Apologies if anyone else has posted this in the last three days and I missed it, but it has got me wondering about why the United Kingdom, Spain, Belgium and Italy were so badly hit whilst Germany, Norway and, to a lesser extent, France were not. Of course there are issues around the way the numbers are counted but there must be lessons to learn about how the virus spread here.
I was listening again after catching the first broadcast on Friday evening, and realised that I did not take in half of was being said then. Zia Haider Rahman starts with a word of advice from Lord Justice Woolf and, I think, articulates an argument very well from there on in. But a word of warning, closes with 'Be careful what you wish for'...
Saw this film at the film club I go to, or used to go to if it does not return after the pandemic, and struggled with the volume of information that issued forth so I am appreciating the chance to give this a second watch, especially with subtitles to compensate for my poor hearing. Not a fluffy cuddly bunny watch for the Top Gear crowd and only going to reinforce hardened attitudes among the left leaning of us, which is tragic because it is most informative for those on the right. It is on the iPlayer for twenty five days now:
I have visions of old folks unfamiliar with modern technology standing outside pubs saying 'hey mister, can you order me a drink, mister? and then forcing eighty pence in ten pence pieces into a Millennial's hand.
Or even 'The Unbelievable Truth'? I know they cannot rely on visual clues in the way that impressionists on television can; all the same having to introduce the character they are imitating by name takes the bite out of the satire.
Saw the National Theatre's production of this when it was live streamed to a local arts centre last year and was really impressed, both with the experience of watching a play like a film but it being something more vital than a film; and the strength of the acting and the story.
So I am putting a recommendation out for this when it starts to screen for free on YouTube this Thursday evening at seven (and will be available for a week after that):
I will watch it again, and to enhance it I have decided to try and get the five hundred and thirty pages of Andrea Levy's book read before I do (hundred and eighteen pages down and I am finding the humour so gentle but so persuasive, a wonderful read - but warning to facters; there is a Winston Churchill quote at the end.)
"Far too many definite statements have been made on the virus, usually by politicians and journalists," Dr Simon Clarke, associate professor in cellular microbiology at Reading University tells BBC Radio Scotland.
"Nine out of 10 times they are just opinions.

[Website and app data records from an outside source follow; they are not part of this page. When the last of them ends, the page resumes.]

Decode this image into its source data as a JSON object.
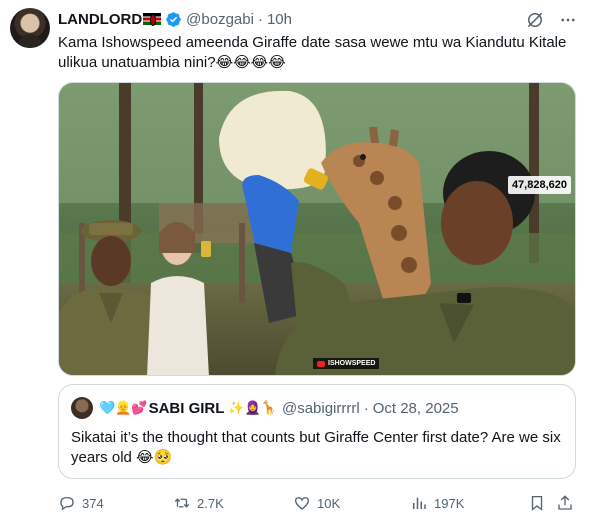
{
  "author": {
    "display_name": "LANDLORD",
    "flag_icon": "kenya-flag-icon",
    "verified_icon": "verified-badge-icon",
    "handle": "@bozgabi",
    "separator": "·",
    "time": "10h"
  },
  "top_icons": [
    "grok-icon",
    "more-icon"
  ],
  "tweet_text": "Kama Ishowspeed ameenda Giraffe date sasa wewe mtu wa Kiandutu Kitale ulikua unatuambia nini?😂😂😂😂",
  "media": {
    "view_count": "47,828,620",
    "watermark": "ISHOWSPEED"
  },
  "quote": {
    "name_prefix_emojis": "🩵👱💕",
    "display_name": "SABI GIRL",
    "name_suffix_emojis": "✨🧕🦒",
    "handle": "@sabigirrrrl",
    "separator": "·",
    "time": "Oct 28, 2025",
    "text": "Sikatai it’s the thought that counts but Giraffe Center first date? Are we six years old 😂🥺"
  },
  "actions": {
    "replies": "374",
    "reposts": "2.7K",
    "likes": "10K",
    "views": "197K"
  },
  "colors": {
    "text": "#0f1419",
    "secondary": "#536471",
    "verified": "#1d9bf0",
    "border": "#cfd9de"
  }
}
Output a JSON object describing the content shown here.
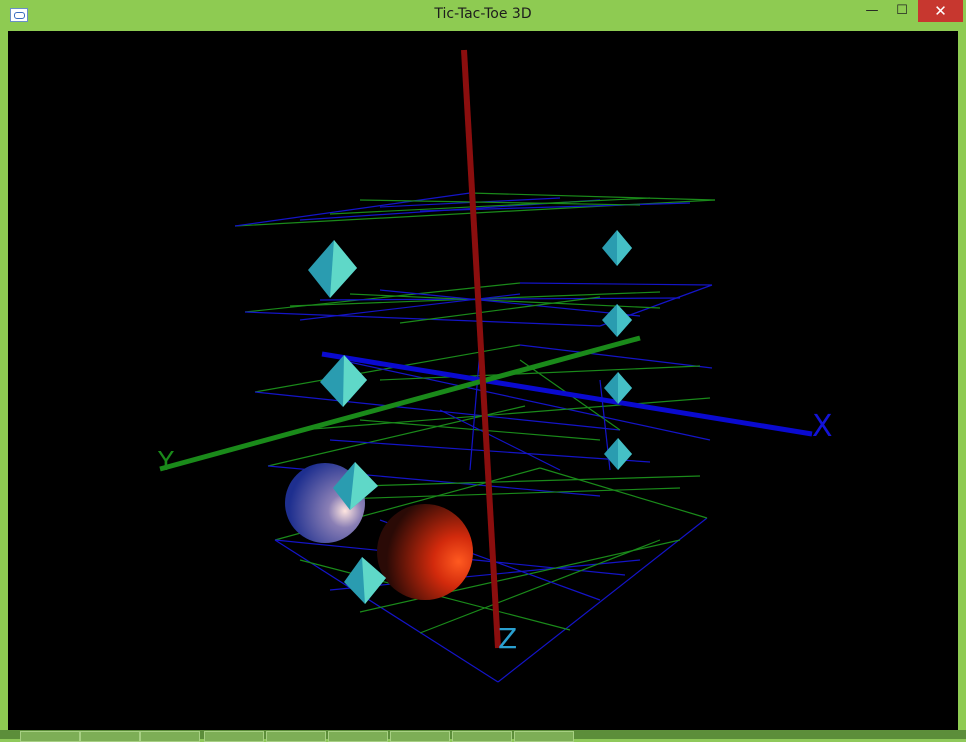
{
  "window": {
    "title": "Tic-Tac-Toe 3D"
  },
  "controls": {
    "minimize": "—",
    "maximize": "☐",
    "close": "✕"
  },
  "scene": {
    "axis_labels": {
      "x": "X",
      "y": "Y",
      "z": "Z"
    },
    "colors": {
      "background": "#000000",
      "x_axis": "#0a0ad0",
      "y_axis": "#1a8a1a",
      "z_axis": "#8b0e0e",
      "grid_blue": "#1414c8",
      "grid_green": "#1a8a1a",
      "octahedron": "#2fa8b8",
      "sphere_blue": "#2a3d9a",
      "sphere_red": "#c42a10"
    }
  },
  "taskbar": {
    "buttons": [
      "app1",
      "app2",
      "app3",
      "app4",
      "app5",
      "app6",
      "app7",
      "app8",
      "app9"
    ]
  }
}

There is no such thing as 'the science'. Scientific opinion often varies and views change as we learn more about this new virus."